I also found out that the time frame it takes for a person’s body to recover differs greatly among individuals and depends on their diet, their genetics, and how often they exercise. Some people who get sober and start eating better and taking better care of themselves make full recoveries quicker than those who continue to have a poor diet and do not exercise.
Next I looked at opiate addiction and what the recovery time looks like from opiate based drugs. I found that depending on the drug that was being abused the recovery times differ greatly. A person who is abusing heroin will experience withdrawals for 3 days to a week and then after that their body, including the dopamine production in their brains, will usually be healed after a few months but you still have a long road ahead for healthy neurotransmitter function to return. But a person who was abusing methadone long term will have a much longer recovery time. They could experience severe withdrawals for months and then once those are done the body will not return back to normal functioning until a few months after that.
So while each person will experience the physical recovery from addiction differently it is fair to say that just because withdrawal symptoms are done and you are feeling better, does not mean that your body as made a full recovery. It could take a number of months to make a full recovery and even then, if the addiction was bad enough or prolonged enough there may still be permanent damage that can never be undone. This is really frightening to think about and I am so grateful that I made it out of my addictions, at least for today, relatively unharmed.

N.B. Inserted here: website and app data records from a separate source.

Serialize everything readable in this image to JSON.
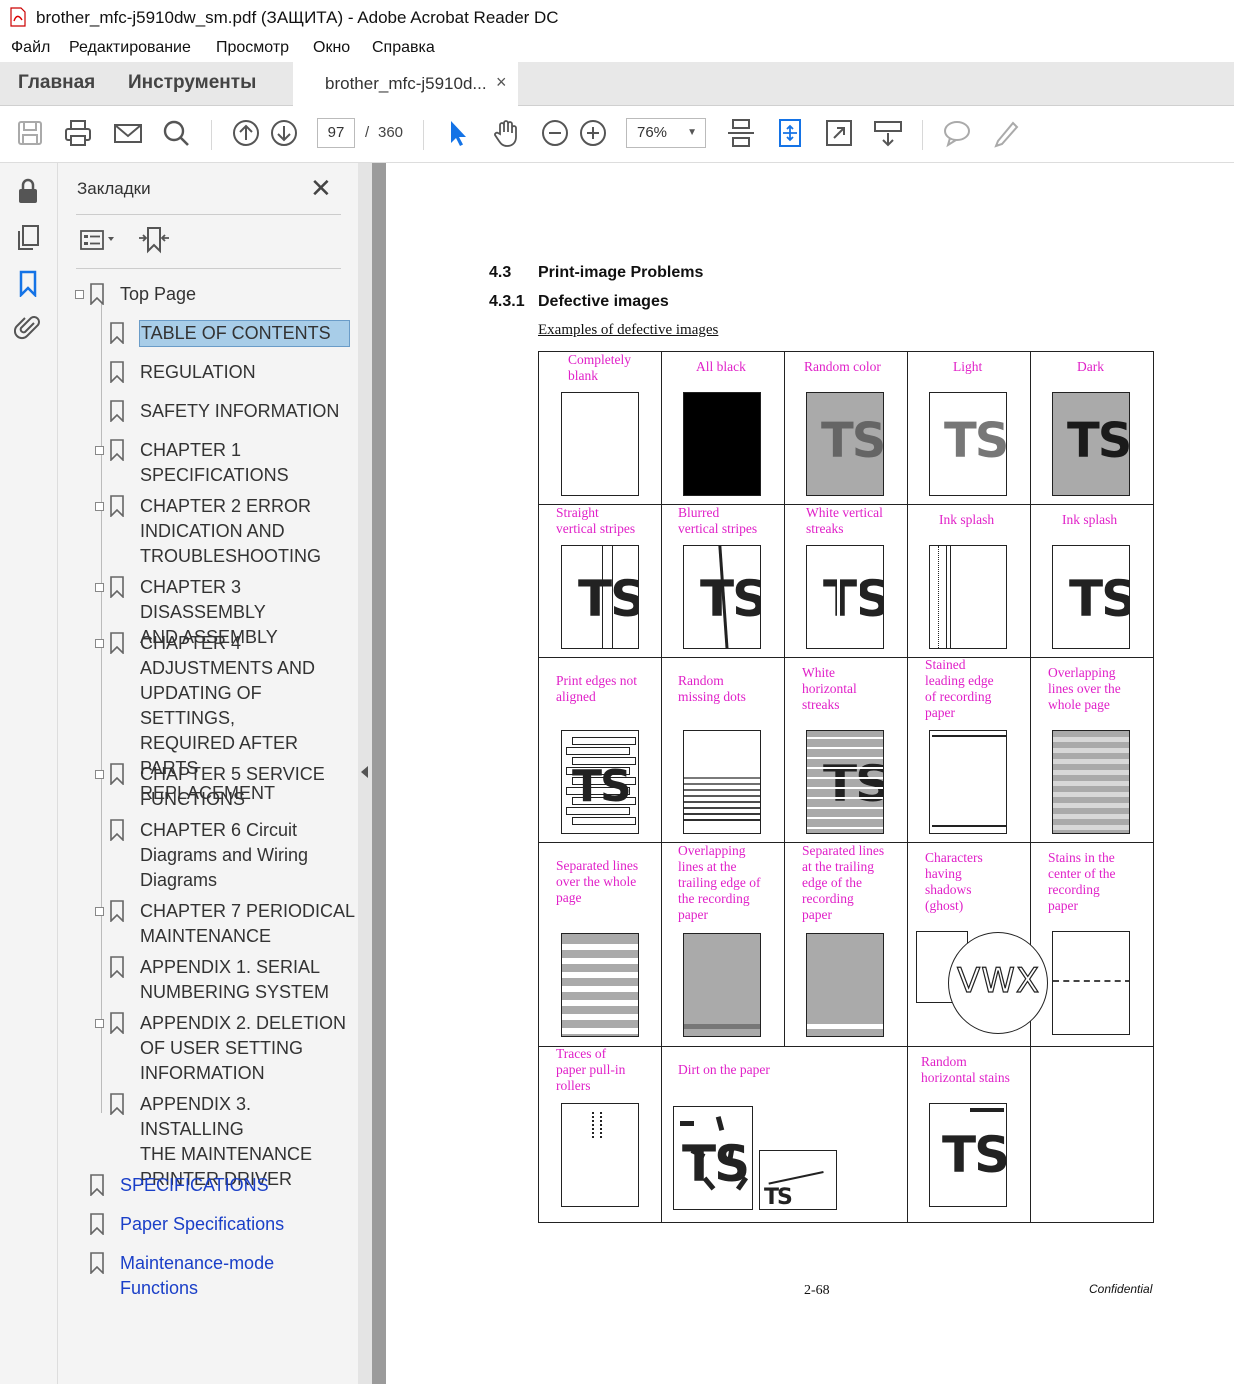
{
  "window": {
    "title": "brother_mfc-j5910dw_sm.pdf (ЗАЩИТА) - Adobe Acrobat Reader DC"
  },
  "menu": [
    "Файл",
    "Редактирование",
    "Просмотр",
    "Окно",
    "Справка"
  ],
  "tabs": {
    "home": "Главная",
    "tools": "Инструменты",
    "document": "brother_mfc-j5910d...",
    "close": "×"
  },
  "toolbar": {
    "page_current": "97",
    "page_separator": "/",
    "page_total": "360",
    "zoom": "76%"
  },
  "bookmarks_panel": {
    "title": "Закладки",
    "close": "✕",
    "items": [
      {
        "label": "Top Page"
      },
      {
        "label": "TABLE OF CONTENTS"
      },
      {
        "label": "REGULATION"
      },
      {
        "label": "SAFETY INFORMATION"
      },
      {
        "label": "CHAPTER 1\nSPECIFICATIONS"
      },
      {
        "label": "CHAPTER 2 ERROR\nINDICATION AND\nTROUBLESHOOTING"
      },
      {
        "label": "CHAPTER 3 DISASSEMBLY\nAND ASSEMBLY"
      },
      {
        "label": "CHAPTER 4\nADJUSTMENTS AND\nUPDATING OF SETTINGS,\nREQUIRED AFTER PARTS\nREPLACEMENT"
      },
      {
        "label": "CHAPTER 5 SERVICE\nFUNCTIONS"
      },
      {
        "label": "CHAPTER 6 Circuit\nDiagrams and Wiring\nDiagrams"
      },
      {
        "label": "CHAPTER 7 PERIODICAL\nMAINTENANCE"
      },
      {
        "label": "APPENDIX 1. SERIAL\nNUMBERING SYSTEM"
      },
      {
        "label": "APPENDIX 2. DELETION\nOF USER SETTING\nINFORMATION"
      },
      {
        "label": "APPENDIX 3. INSTALLING\nTHE MAINTENANCE\nPRINTER DRIVER"
      },
      {
        "label": "SPECIFICATIONS"
      },
      {
        "label": "Paper Specifications"
      },
      {
        "label": "Maintenance-mode\nFunctions"
      }
    ]
  },
  "document": {
    "section_num": "4.3",
    "section_title": "Print-image Problems",
    "subsection_num": "4.3.1",
    "subsection_title": "Defective images",
    "examples_title": "Examples of defective images",
    "sample_text": "TS",
    "ghost_text": "VWX",
    "cells": [
      "Completely\nblank",
      "All black",
      "Random color",
      "Light",
      "Dark",
      "Straight\nvertical stripes",
      "Blurred\nvertical stripes",
      "White vertical\nstreaks",
      "Ink splash",
      "Ink splash",
      "Print edges not\naligned",
      "Random\nmissing dots",
      "White\nhorizontal\nstreaks",
      "Stained\nleading edge\nof recording\npaper",
      "Overlapping\nlines over the\nwhole page",
      "Separated lines\nover the whole\npage",
      "Overlapping\nlines at the\ntrailing edge of\nthe recording\npaper",
      "Separated lines\nat the trailing\nedge of the\nrecording\npaper",
      "Characters\nhaving\nshadows\n(ghost)",
      "Stains in the\ncenter of the\nrecording\npaper",
      "Traces of\npaper pull-in\nrollers",
      "Dirt on the paper",
      "Random\nhorizontal stains"
    ],
    "page_number": "2-68",
    "confidential": "Confidential"
  },
  "colors": {
    "label_magenta": "#e020c8",
    "selected_bookmark": "#a8cde8",
    "link_blue": "#1a3fc8",
    "tool_blue": "#1473e6"
  }
}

Rose Lockinger is a passionate member of the recovery community. A rebel who found her cause, she uses blogging and social media to raise the awareness about the disease of addiction. She has visited all over North and South America. Single mom to two beautiful children she has learned parenting is without a doubt the most rewarding job in the world. Currently the Outreach Director at Stodzy Internet Marketing.